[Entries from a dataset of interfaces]
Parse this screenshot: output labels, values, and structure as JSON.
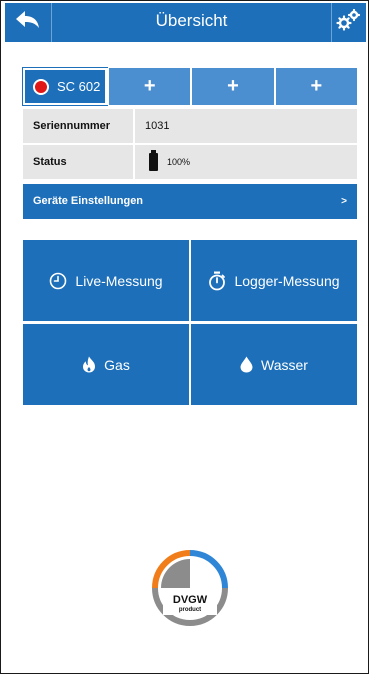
{
  "header": {
    "title": "Übersicht",
    "back_icon": "back-arrow-icon",
    "settings_icon": "gears-icon"
  },
  "tabs": [
    {
      "label": "SC 602",
      "status_color": "#e01717",
      "active": true
    },
    {
      "label": "+"
    },
    {
      "label": "+"
    },
    {
      "label": "+"
    }
  ],
  "info": {
    "serial_label": "Seriennummer",
    "serial_value": "1031",
    "status_label": "Status",
    "battery_percent": "100%",
    "battery_icon": "battery-full-icon"
  },
  "settings": {
    "label": "Geräte Einstellungen",
    "chevron": ">"
  },
  "tiles": {
    "live": {
      "label": "Live-Messung",
      "icon": "clock-icon"
    },
    "logger": {
      "label": "Logger-Messung",
      "icon": "stopwatch-icon"
    },
    "gas": {
      "label": "Gas",
      "icon": "flame-icon"
    },
    "water": {
      "label": "Wasser",
      "icon": "water-drop-icon"
    }
  },
  "logo": {
    "line1": "DVGW",
    "line2": "product"
  },
  "colors": {
    "primary": "#1d6fb9",
    "tab_inactive": "#4b8fd0",
    "row_bg": "#e6e6e6",
    "status_dot": "#e01717",
    "logo_orange": "#f07d1a",
    "logo_blue": "#2f86d6",
    "logo_gray": "#8c8c8c"
  }
}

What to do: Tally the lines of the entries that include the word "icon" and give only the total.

Answer to this problem: 7